Bon Appétit proudly brews Starbucks coffee

By The Beacon | September 10, 2010 9:00pm

2399137221

The Commons, The Cove, The Anchor and the coffee cart in Franz Hall now serve Starbucks coffee, rather than Nossa Familia coffee. (Scott Chia -- The Beacon)

By Elizabeth Vogel, Staff Writer -- vogel11@up.edu

When you went to your first class on Monday, you may have noticed something different about your morning cup of coffee. The Cove, the Commons, The Anchor and the coffee cart in Franz now serve Starbucks, instead of Nossa Familia — Bon Appétit's coffee vendor for the past three years. The switch from locally owned Nossa Familia coffee was a surprise for many people returning to campus.

"I'm really excited about it because I'm from the Seattle area, so it's like a little taste of home," senior Jessica Stacey said.

The decision to switch was discussed for a few months and finalized during the summer, with the student's best interests in mind, according to Kirk Mustain, Bon Appétit General Manager. Mustain said that he noticed a lot of students going off campus to buy Starbucks coffee.

"I go to Starbucks, I see who is in there," Mustain said.

Mustain described Starbucks as having better marketing support than Nossa Familia because it is a national brand. This quality will give students more value for every cup of coffee, according to Mustain.

Beginning in January students will also be able to purchase Starbucks specialty drinks, such as frappuccinos, at the campus locations.

Nossa Familia is a local brand founded in 2006 by two 2001 UP alumni: Augusto Dias Carneiro and Jason Lesh. The small company values Fair Trade, family business, and good coffee, according to their website, www.familyroast.com.

During Bite on the Bluff, Caneiro said, "I was shocked and saddened by the decision."

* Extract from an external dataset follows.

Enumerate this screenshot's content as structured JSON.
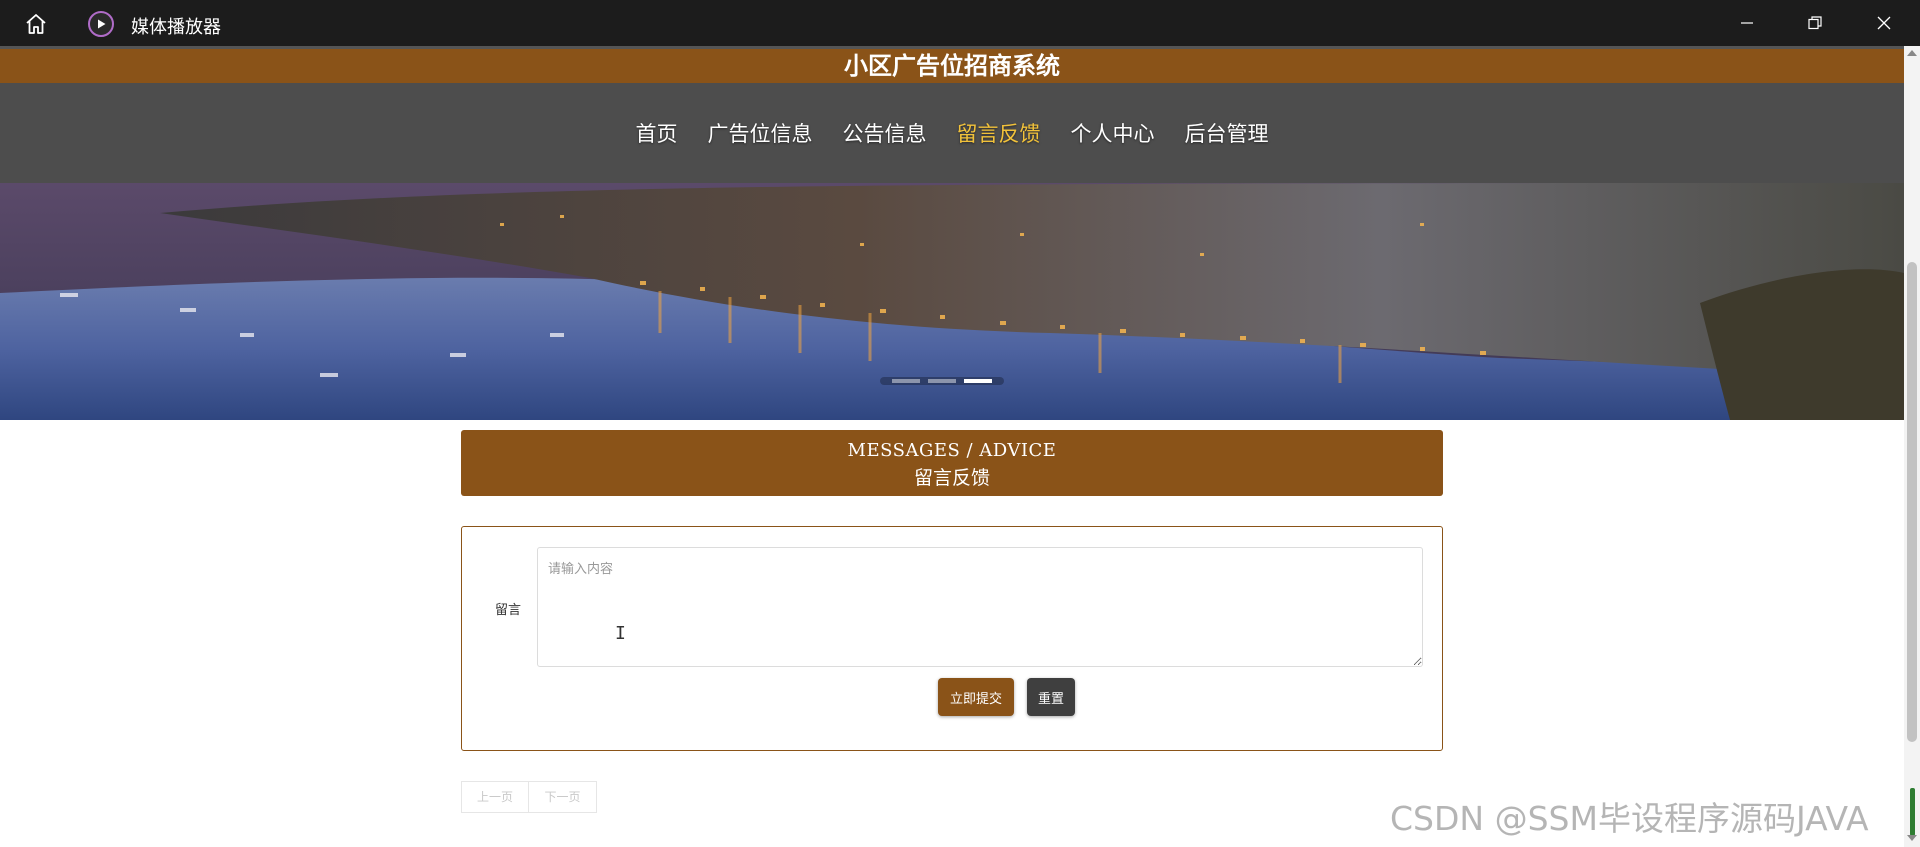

Caneiro is fond of UP. He studied engineering and was an RA is both Christie and Shipstad Halls. Since graduating, he has returned to campus to give presentations in the School of Business, sharing his experience of starting a business with UP students.

He regrets the fact that Nossa Familia will no longer be able fund its annual UP scholarship. Nossa Familia provided UP with $2,500 in scholarship money as part of its charitable donations. However, with the loss of its UP account, the company plans to refocus its giving on the charitable causes of its clients, according to Carneiro.

Despite UP's move to Starbucks, Carneiro does not plan to sever his ties with UP.

"My goal right now is to stay involved and hopefully come back in one or two or three years," he said.

Nossa Familia has plans for growth outside UP's campus. It recently partnered with Ethos Music Center and opened a retail location, on North Killingsworth Street. And Carneiro continues to look ahead.

"Our next big step is to open a local roaster," he said.

Brand of coffee make much of a difference for Freshman Alyssa Opland.

"I like Starbucks, but I think all coffee kind of tastes the same," she said.

Junior Jennifer Wade said this will not change the way she gets her caffeine kick.

"I always bought it on campus. And I always will. Its just convenient," Wade said.

Other students may choose to purchase their coffee on campus because of the switch, not in spite of it.

"That will make things easier because I won't have to go off campus to get my Starbucks," Stacey said.

While students may be happy to have Starbucks on campus, the switch was painful for Carneiro.

"We're still a small business, but stable. We're thriving. It's really more of a psychological loss. But it is never fun to lose an account," he said.


B